**TASK PROMPT:** Every line in the entries that holds "placeholder" should be identified and copied.

(Beginning of RECORD EXTRACTS)

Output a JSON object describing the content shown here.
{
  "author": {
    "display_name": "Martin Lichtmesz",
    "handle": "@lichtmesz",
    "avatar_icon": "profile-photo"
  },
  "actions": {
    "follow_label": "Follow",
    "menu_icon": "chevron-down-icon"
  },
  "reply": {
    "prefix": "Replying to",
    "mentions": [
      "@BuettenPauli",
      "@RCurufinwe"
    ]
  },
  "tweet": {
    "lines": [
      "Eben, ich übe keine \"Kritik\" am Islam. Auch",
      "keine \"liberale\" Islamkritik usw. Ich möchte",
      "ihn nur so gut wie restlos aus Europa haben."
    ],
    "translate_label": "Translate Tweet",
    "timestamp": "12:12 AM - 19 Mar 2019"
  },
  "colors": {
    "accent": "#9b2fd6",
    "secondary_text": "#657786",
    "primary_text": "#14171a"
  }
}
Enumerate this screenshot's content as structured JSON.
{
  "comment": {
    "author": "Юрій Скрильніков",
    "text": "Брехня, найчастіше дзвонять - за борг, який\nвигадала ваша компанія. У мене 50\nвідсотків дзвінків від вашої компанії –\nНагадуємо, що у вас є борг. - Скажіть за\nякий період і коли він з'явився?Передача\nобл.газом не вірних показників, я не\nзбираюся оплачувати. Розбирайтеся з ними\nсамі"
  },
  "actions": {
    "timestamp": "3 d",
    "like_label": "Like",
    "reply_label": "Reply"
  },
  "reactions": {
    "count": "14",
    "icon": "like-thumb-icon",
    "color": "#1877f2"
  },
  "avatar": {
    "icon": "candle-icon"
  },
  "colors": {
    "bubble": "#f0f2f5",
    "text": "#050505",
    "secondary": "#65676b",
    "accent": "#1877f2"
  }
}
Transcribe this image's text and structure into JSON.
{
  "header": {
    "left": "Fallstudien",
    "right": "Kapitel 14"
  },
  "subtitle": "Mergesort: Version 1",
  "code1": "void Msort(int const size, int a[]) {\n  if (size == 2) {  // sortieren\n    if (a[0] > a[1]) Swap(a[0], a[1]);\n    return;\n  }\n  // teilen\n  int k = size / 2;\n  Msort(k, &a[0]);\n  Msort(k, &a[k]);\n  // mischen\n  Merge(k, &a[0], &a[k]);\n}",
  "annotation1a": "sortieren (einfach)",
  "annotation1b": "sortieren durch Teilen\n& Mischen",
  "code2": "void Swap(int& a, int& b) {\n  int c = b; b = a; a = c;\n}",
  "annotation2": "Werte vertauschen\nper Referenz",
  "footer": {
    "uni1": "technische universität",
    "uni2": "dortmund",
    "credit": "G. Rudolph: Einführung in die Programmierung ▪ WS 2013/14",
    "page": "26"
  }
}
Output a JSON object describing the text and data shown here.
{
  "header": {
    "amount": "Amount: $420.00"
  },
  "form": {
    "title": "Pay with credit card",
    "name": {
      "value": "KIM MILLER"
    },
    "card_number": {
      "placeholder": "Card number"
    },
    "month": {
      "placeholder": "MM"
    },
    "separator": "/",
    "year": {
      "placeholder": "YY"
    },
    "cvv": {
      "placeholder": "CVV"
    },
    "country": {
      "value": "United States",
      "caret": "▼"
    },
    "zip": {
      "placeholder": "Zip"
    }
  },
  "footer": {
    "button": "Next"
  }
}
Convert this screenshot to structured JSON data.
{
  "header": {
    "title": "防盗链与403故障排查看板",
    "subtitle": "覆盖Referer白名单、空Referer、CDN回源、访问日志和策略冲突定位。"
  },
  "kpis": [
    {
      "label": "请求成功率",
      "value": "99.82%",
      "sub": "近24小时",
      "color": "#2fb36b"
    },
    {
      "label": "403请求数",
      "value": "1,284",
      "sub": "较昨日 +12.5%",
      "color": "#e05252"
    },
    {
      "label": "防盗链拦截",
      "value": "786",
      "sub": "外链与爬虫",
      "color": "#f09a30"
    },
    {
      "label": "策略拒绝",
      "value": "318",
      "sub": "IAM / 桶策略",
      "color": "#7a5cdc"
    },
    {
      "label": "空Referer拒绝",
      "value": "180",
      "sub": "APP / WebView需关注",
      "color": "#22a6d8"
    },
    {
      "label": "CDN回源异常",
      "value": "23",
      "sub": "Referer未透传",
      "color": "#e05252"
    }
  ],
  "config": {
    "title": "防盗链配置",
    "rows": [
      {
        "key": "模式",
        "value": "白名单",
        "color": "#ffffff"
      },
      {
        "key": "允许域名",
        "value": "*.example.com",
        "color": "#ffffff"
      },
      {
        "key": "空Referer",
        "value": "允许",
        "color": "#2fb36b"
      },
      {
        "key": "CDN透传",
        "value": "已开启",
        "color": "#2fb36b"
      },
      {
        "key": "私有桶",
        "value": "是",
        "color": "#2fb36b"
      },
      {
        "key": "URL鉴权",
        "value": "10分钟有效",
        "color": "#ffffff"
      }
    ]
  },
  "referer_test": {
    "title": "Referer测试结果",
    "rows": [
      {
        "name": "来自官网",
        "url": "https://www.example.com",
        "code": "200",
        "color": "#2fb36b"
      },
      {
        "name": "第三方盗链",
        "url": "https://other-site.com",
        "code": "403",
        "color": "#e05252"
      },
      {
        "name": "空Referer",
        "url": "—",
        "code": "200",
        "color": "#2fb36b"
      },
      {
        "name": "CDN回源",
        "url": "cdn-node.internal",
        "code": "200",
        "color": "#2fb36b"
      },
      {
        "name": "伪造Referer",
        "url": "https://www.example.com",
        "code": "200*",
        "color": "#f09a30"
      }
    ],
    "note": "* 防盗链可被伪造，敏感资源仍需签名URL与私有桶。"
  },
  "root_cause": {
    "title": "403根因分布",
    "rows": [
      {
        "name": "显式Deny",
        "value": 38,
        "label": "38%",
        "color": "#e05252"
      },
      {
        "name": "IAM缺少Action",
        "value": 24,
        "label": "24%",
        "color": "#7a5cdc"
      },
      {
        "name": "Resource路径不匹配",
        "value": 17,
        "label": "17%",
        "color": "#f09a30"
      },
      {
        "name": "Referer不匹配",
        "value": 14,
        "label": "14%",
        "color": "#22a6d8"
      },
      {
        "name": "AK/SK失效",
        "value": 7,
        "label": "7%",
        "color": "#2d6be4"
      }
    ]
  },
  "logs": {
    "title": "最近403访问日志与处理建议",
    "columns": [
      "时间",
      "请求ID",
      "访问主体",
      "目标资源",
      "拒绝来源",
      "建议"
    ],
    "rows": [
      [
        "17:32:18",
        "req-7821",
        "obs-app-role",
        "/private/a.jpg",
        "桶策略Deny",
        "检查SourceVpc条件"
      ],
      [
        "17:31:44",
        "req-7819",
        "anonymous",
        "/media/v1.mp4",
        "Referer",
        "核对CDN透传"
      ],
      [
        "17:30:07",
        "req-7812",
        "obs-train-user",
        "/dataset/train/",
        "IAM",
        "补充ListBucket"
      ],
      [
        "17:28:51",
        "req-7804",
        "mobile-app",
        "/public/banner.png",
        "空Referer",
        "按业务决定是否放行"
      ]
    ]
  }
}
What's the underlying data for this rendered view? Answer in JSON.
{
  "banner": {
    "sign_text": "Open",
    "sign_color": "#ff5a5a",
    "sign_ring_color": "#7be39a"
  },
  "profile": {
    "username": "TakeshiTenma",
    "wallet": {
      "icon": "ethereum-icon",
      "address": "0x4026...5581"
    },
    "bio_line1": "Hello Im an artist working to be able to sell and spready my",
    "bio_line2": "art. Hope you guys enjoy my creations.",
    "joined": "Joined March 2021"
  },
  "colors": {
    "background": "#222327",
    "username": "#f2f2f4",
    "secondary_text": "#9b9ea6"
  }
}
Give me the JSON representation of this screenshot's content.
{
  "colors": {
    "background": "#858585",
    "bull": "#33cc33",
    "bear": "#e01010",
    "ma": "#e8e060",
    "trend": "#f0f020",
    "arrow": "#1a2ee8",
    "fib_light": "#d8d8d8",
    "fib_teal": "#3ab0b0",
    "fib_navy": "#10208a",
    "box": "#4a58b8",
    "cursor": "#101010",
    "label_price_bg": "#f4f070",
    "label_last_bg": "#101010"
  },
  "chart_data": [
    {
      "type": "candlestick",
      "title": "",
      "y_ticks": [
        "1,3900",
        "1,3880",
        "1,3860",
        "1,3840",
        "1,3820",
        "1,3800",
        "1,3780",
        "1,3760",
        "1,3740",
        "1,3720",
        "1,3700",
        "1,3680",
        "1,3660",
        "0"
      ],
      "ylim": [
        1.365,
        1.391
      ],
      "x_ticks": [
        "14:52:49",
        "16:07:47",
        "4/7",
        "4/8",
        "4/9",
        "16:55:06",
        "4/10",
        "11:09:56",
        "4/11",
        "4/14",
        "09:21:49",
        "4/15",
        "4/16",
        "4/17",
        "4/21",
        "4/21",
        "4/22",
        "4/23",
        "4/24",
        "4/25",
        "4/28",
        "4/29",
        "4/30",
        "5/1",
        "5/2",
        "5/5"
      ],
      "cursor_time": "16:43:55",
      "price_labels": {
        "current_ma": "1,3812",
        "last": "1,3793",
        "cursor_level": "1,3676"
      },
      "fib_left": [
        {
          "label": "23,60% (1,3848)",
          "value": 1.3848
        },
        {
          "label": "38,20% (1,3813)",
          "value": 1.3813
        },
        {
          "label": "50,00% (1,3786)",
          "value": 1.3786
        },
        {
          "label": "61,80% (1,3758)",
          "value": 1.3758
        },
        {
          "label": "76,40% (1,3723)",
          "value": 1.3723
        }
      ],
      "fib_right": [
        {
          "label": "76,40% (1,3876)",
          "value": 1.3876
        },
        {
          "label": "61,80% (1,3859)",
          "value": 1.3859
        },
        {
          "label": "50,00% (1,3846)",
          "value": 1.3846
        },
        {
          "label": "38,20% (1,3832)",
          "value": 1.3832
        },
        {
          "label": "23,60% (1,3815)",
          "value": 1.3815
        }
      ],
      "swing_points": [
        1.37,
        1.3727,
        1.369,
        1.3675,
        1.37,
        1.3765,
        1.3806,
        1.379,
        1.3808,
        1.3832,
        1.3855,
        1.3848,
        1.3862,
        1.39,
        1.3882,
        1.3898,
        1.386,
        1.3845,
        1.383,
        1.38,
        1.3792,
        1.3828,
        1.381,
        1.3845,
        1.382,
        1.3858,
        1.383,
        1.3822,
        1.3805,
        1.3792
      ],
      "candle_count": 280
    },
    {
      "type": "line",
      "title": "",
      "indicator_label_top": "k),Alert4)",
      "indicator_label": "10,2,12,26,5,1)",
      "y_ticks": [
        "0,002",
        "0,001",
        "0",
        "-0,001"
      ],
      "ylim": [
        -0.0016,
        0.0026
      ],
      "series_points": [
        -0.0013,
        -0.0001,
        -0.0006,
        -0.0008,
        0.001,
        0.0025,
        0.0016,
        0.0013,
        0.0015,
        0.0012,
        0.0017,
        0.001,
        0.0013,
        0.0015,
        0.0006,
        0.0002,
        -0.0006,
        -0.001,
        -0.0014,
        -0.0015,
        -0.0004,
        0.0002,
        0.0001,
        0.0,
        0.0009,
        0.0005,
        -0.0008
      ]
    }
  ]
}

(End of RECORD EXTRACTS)

**SOLUTION TO THIS PROBLEM:**
      "placeholder": "Card number"
      "placeholder": "MM"
      "placeholder": "YY"
      "placeholder": "CVV"
      "placeholder": "Zip"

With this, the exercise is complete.